Learning with children, ants, and worms in the Anthropocene: towards a common world pedagogy of multispecies vulnerability
This article takes the naming of the Anthropocene as a moment of pedagogical opportunity in which we might decentre the human as the sole learning subject and explore the possibilities of
Getting Their Hands Dirty: Raccoons, Freegans, and Urban "Trash"
Freegans and raccoons experience social and cultural vilification within North America. Rather than separate phenomena, there is a distinct interdependence of discourses relating to humanity and
Babes in the Woods: Wilderness Aesthetics in Children's Stories and Toys, 1830-1915
Representations of nonhuman wild animals in children's stories and toys underwent dramatic transformation over the years 1830-1915. During the earlier part of that period, wild animals were presented
Settler Children, Kangaroos and the Cultural Politics of Australian National Belonging
This article reflects upon the ways in which white settler children and kangaroos were enlisted into the cultural politics of nation-building and belonging in the early days of Australian Federation.
Teddy's Bear and the Sociocultural Transfiguration of Savage Beasts Into Innocent Children, 1890–1920
November 14, 2002, marked the centenary of President Theodore "Teddy" Roosevelt's Mississippi hunt during which he declined to shoot an adult bear that had been brutalized by dogs and man. He ordered
Bear-Child Stories in Late Liberal Colonialist Spaces of Childhood
The article examines the entangled constitution of the child-bear figure through the analytics of late liberal colonial investments.  It maps three frictional child-bear encounters, both imaginary

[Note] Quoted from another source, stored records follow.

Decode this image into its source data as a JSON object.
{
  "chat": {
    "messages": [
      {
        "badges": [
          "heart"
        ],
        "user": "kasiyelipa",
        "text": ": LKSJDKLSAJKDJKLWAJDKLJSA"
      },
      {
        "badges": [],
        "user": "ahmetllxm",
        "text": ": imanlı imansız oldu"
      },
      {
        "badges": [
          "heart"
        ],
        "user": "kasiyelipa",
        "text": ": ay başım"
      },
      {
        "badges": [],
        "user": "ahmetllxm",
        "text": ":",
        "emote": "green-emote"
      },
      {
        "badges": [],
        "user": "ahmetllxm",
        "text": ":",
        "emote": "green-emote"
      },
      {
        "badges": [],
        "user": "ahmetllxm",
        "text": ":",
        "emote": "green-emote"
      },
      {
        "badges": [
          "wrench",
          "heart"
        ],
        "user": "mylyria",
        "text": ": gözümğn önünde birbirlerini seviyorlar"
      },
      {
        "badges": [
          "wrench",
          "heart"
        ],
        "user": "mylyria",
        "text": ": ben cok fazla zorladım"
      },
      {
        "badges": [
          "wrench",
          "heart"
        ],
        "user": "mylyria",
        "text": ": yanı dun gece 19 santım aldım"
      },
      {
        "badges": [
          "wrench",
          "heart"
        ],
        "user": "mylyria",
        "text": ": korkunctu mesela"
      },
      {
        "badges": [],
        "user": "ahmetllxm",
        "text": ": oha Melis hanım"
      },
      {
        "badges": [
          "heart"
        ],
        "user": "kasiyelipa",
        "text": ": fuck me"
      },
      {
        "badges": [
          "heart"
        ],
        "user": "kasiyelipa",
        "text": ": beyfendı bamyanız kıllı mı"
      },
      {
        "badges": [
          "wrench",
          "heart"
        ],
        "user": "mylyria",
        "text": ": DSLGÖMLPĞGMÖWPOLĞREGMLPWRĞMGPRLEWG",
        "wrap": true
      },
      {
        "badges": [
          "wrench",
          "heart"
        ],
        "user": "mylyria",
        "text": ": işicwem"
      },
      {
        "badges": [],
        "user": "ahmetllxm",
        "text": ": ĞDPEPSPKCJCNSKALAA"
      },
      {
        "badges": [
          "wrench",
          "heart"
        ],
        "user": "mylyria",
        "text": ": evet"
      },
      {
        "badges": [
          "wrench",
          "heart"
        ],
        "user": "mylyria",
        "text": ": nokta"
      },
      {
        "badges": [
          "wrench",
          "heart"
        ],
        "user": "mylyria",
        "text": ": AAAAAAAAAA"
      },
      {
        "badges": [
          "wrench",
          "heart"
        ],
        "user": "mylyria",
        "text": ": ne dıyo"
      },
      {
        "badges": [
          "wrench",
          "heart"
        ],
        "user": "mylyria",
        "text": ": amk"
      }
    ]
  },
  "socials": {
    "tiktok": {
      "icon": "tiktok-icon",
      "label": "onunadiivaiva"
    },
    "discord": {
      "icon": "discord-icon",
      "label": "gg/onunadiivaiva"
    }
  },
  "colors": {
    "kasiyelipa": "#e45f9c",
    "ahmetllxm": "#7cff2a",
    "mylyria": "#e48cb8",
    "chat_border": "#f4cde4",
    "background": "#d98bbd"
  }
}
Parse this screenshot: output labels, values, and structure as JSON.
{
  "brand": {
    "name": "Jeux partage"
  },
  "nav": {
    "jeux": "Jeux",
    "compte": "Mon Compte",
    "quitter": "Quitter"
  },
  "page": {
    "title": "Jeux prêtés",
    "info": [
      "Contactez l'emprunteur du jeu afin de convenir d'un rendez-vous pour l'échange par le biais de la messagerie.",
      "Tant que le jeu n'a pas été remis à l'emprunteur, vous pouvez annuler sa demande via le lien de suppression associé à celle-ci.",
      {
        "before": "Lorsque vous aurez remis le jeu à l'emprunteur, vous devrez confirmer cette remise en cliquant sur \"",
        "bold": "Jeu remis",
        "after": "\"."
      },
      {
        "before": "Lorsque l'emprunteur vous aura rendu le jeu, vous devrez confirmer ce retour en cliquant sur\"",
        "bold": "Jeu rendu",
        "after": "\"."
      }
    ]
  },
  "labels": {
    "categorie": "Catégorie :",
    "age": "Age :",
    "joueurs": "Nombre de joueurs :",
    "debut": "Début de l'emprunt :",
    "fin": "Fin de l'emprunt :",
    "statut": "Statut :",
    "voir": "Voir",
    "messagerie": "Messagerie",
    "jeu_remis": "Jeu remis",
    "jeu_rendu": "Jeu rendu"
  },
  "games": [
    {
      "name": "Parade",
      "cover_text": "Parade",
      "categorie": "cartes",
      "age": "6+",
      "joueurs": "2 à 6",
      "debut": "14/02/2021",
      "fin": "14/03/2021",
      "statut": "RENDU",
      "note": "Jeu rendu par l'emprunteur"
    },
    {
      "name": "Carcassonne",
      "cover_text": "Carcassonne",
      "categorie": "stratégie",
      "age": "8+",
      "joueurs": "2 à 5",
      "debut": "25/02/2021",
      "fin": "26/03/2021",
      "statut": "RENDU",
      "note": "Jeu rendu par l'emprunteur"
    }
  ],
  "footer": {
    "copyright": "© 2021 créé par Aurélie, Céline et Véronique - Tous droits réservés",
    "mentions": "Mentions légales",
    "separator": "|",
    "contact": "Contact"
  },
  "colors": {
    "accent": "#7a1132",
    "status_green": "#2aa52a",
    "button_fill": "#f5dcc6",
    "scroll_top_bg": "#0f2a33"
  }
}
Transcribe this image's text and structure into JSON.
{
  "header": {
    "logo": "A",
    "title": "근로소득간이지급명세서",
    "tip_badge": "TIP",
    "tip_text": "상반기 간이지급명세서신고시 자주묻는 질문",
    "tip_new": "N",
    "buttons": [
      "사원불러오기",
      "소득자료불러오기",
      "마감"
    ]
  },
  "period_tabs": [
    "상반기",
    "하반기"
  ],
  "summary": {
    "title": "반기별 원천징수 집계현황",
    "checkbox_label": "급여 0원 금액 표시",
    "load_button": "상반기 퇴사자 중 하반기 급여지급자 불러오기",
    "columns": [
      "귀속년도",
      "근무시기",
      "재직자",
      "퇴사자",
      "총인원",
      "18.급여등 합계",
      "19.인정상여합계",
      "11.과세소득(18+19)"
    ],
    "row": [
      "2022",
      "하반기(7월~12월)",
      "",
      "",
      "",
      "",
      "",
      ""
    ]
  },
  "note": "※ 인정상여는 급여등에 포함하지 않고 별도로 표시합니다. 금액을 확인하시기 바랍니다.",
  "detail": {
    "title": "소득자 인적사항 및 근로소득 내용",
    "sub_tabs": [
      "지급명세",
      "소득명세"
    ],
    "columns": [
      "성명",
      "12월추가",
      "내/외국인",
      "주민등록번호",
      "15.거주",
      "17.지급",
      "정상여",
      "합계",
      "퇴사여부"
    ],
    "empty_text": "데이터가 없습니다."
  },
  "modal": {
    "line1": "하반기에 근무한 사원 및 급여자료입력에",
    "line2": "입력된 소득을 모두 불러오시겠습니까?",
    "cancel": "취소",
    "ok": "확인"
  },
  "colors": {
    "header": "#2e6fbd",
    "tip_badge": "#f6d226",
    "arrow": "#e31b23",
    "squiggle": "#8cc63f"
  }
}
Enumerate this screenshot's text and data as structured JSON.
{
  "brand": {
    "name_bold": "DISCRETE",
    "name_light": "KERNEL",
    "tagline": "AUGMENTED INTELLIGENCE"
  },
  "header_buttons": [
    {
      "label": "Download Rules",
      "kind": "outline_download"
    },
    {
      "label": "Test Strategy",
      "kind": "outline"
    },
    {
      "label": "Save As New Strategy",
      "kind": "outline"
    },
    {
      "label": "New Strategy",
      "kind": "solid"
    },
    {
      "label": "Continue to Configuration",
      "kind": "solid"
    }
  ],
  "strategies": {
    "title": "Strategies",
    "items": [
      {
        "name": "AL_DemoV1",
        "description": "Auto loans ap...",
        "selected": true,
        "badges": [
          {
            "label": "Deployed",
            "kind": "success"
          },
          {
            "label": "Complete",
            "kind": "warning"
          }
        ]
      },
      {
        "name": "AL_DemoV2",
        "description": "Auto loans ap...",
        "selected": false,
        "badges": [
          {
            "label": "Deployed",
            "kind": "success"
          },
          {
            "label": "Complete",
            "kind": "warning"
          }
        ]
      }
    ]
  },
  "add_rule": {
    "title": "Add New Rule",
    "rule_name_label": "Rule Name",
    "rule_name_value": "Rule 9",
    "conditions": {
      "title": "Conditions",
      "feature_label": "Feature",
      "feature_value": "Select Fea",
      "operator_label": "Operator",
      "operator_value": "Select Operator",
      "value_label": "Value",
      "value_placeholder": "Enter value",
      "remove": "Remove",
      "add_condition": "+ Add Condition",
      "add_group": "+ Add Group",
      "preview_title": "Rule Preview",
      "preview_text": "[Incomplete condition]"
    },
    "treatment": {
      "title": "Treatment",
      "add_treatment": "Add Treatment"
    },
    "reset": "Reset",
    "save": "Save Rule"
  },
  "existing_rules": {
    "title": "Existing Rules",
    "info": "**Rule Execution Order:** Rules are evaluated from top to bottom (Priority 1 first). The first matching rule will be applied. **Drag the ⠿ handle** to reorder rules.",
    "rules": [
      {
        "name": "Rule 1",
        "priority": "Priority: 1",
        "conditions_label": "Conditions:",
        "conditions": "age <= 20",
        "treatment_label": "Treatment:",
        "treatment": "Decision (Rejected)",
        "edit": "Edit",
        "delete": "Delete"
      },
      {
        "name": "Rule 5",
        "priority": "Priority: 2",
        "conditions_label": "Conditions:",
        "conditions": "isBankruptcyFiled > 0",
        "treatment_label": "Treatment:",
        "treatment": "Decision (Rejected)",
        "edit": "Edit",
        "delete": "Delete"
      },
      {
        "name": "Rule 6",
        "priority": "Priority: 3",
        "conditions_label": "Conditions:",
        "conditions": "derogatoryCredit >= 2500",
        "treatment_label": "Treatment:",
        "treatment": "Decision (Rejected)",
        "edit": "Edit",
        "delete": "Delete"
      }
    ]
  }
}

Wild Dog Dreaming: Love and Extinction
We are living in the midst of the Earth's sixth great extinction event, the first one caused by a single species: our own. In "Wild Dog Dreaming, " Deborah Bird Rose explores what constitutes an
Mimesis and Alterity: A Particular History of the Senses
In his most ambitious and accomplished work to date, Michael Taussig undertakes a history of mimesis, the practice of imitation, and its relation to alterity, the opposition of Self and Other.